can one say about landscape paintings that hasn’t already
been said? Not much, really, but Painting Lake George:
1774-1900, opening at the Hyde Collection this weekend,
should have weary art critics happily dusting off a few
favorite adjectives. Forty-five paintings have been loaned
to the Hyde for the exhibition, each of which takes a different
view of the lake and its surroundings. There really, truly
is very little more that can be said; better to go take
in these breathtaking images for yourself.
Lake George: 1774-1900 opens this Sunday (June 5) at
the Hyde Collection (161 Warren St., Glens Falls). The exhibition
will remain on display until Sept. 11. For more information,
call 792-1761 or visit www.hydecollection.org.
at Five: Surf City All-Star Band

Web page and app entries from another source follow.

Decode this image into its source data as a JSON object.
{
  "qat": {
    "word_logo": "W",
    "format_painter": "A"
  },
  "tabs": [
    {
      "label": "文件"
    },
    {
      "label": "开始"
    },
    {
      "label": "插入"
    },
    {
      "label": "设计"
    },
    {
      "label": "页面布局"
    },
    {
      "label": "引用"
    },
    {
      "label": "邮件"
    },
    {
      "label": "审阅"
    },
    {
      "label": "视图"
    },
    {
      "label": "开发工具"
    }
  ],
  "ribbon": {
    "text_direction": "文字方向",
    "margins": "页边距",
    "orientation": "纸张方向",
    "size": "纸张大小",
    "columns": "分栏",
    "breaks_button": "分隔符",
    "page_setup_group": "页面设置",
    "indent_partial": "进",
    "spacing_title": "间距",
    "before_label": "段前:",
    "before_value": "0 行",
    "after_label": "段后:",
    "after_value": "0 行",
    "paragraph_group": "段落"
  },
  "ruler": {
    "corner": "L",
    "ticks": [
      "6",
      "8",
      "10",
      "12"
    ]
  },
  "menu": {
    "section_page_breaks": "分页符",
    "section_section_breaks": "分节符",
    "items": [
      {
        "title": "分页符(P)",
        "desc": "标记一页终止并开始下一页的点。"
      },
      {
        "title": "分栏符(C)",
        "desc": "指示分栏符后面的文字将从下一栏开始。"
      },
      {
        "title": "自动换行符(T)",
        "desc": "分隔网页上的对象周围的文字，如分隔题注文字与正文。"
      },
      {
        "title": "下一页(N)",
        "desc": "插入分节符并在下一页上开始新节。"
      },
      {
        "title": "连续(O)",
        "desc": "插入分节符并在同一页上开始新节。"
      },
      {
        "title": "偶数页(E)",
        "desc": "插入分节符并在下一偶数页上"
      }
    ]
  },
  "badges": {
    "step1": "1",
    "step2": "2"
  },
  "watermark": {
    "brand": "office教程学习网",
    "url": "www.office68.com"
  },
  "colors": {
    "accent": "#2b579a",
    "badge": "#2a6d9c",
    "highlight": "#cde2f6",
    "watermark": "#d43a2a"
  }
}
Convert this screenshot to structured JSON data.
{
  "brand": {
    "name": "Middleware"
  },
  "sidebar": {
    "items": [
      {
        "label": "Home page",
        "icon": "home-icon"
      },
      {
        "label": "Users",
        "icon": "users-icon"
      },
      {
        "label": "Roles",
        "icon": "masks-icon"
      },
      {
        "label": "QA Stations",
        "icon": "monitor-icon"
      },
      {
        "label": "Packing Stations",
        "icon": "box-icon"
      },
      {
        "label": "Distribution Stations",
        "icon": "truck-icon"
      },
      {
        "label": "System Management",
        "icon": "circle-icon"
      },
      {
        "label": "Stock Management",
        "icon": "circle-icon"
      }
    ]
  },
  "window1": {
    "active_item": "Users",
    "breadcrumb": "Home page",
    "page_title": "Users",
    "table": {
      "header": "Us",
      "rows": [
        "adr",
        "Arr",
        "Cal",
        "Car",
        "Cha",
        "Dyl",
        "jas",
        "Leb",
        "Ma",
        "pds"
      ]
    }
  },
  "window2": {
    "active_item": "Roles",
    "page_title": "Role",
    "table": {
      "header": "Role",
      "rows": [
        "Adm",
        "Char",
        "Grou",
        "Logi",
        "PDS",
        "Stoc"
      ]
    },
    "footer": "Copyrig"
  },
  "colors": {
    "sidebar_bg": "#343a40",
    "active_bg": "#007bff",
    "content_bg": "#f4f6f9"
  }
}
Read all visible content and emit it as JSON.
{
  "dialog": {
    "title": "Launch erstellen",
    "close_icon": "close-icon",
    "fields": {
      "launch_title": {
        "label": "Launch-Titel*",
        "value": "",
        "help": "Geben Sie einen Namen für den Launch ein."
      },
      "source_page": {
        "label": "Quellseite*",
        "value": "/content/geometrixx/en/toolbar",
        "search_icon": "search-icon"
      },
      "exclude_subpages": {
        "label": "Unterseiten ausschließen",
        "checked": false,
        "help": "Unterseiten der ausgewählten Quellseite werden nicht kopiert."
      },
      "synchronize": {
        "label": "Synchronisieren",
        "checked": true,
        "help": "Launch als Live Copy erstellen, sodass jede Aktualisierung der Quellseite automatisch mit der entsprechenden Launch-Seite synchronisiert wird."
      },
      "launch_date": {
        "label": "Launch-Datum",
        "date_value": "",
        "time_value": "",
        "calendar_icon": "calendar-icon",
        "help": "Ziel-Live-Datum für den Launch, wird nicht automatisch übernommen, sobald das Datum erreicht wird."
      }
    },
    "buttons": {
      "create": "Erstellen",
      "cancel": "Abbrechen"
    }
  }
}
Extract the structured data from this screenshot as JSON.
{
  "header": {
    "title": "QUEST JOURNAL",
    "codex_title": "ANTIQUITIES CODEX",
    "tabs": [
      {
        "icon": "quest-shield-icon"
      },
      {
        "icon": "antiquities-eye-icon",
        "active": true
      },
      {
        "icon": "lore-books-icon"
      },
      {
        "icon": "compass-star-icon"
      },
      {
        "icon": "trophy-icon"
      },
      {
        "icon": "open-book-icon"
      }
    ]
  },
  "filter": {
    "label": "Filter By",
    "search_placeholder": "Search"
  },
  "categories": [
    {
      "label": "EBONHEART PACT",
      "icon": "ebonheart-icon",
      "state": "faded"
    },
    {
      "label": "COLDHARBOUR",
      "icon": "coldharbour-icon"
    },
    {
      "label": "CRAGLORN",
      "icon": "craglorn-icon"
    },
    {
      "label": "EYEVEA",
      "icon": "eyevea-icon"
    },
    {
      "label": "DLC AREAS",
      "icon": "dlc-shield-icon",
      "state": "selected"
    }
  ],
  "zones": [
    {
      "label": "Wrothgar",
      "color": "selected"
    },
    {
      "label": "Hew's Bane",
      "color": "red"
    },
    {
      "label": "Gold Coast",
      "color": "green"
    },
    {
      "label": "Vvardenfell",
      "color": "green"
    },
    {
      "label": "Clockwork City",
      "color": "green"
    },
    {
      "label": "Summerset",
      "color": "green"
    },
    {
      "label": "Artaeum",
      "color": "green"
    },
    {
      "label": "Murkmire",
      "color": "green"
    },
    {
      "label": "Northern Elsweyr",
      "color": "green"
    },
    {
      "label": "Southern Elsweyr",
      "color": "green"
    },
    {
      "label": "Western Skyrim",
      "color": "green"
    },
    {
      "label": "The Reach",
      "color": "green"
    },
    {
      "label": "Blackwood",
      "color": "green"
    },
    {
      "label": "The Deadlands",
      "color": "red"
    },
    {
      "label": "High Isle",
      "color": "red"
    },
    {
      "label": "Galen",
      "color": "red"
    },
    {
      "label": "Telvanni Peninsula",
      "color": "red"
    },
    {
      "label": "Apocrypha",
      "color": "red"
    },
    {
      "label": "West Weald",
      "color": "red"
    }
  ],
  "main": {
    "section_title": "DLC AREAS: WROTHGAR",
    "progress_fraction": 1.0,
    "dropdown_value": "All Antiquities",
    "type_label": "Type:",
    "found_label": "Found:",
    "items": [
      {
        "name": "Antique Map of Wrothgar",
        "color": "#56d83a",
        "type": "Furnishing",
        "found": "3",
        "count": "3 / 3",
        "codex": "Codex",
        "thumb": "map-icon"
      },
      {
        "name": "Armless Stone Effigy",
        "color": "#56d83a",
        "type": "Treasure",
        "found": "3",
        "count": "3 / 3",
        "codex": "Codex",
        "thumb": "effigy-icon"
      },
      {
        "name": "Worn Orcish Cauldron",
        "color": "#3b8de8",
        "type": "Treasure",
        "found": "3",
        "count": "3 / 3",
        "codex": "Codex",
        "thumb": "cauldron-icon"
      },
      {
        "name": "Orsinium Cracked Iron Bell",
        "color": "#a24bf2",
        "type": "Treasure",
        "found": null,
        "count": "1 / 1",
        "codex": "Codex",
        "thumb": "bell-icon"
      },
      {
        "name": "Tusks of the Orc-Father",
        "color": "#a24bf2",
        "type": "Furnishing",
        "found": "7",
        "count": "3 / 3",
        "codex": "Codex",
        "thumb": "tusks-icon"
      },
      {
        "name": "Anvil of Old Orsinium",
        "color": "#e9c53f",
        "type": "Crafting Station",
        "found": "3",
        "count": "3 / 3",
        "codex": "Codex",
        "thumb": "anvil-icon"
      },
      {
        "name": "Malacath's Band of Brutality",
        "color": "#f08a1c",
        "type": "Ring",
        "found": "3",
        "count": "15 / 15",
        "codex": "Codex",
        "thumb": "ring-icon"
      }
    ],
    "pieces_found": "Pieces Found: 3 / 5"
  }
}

and gentlemen, set your Igloo coolers on stand-by alert
and ready your beer cozies (Oops. Nope. Can’t do that any
more. Gather some cash.), the Alive at Five free concert
series begins tonight (Thursday) at Riverfront Park (Corning
Preserve, Albany). From here on in (well, until Aug. 11,
anyway), your Thursday nights from 5 to 8 PM are booked.
The series kicks off with the Surf City All Stars, featuring
former members of the Beach Boys (Al Jardine and David Marks)
and Jan and Dean (namely Dean). Critics have lauded the
band for their faithful renditions of their former outfits’
hits. Note to Mike Love: You can sue the man out of the
band, but you can’t sue the band out of the man, apparently.
“They sound like the real deal because they are the real
deal,” according to the L.A. Weekly Music Review.
Subsequent Thursdays will host Celtic act the Blackthorns,
rockabilly mavens Eddie Angel and the Neanderthals, the
Spanish Harlem Orchestra featuring Ruben Blades, Mary Wilson
of the Supremes, “newgrass” wonder Sam Bush, Little Feat,
Leon Russell, Terrence Simien, and Eileen Ives & Immigrant
The Surf City All Stars will play Riverfront Park (Corning
Preserve, Albany) tonight (Thursday, June 2) at 5 PM. Opening
will be local bluesmen the Tom Healey Band. For more information,
call 434-2032 or visit www.albanyevents.org.
James Spione didn’t have to look far for the subject of
this documentary about a “five-generation struggle to maintain
a small farm in central New York state.” His cousin, Langdon
Ames, was born and raised and now runs a dairy farm in Richfield
Springs, a lovely (if not exactly flush) village an hour
and a half (or so) west of Albany on Route 20. Ames, the
film shows, may be the last of the family to run the farm,
as his sons have all moved away.
In an e-mail, Spione explained that American Farm,
which will be shown at Saratoga Film Forum this weekend,
“reflects a number of issues of concern to New York residents.”
These include the loss of farmland and open space, the economic
difficulties small farmers face, and the struggle to maintain
family traditions. (This subject also is addressed in David
King’s story “Left Behind,” on page 14 of this issue.)
Farm will be screened on Saturday (June 4) at 7 PM and
Sunday (June 5) at 6 PM at Saratoga Film Forum (Arts Center
Theatre, 320 Broadway, Saratoga Springs). Filmmaker James
Spione will lead a discussion after both screenings. Tickets
are $6 general admission, $4 members. For more info, call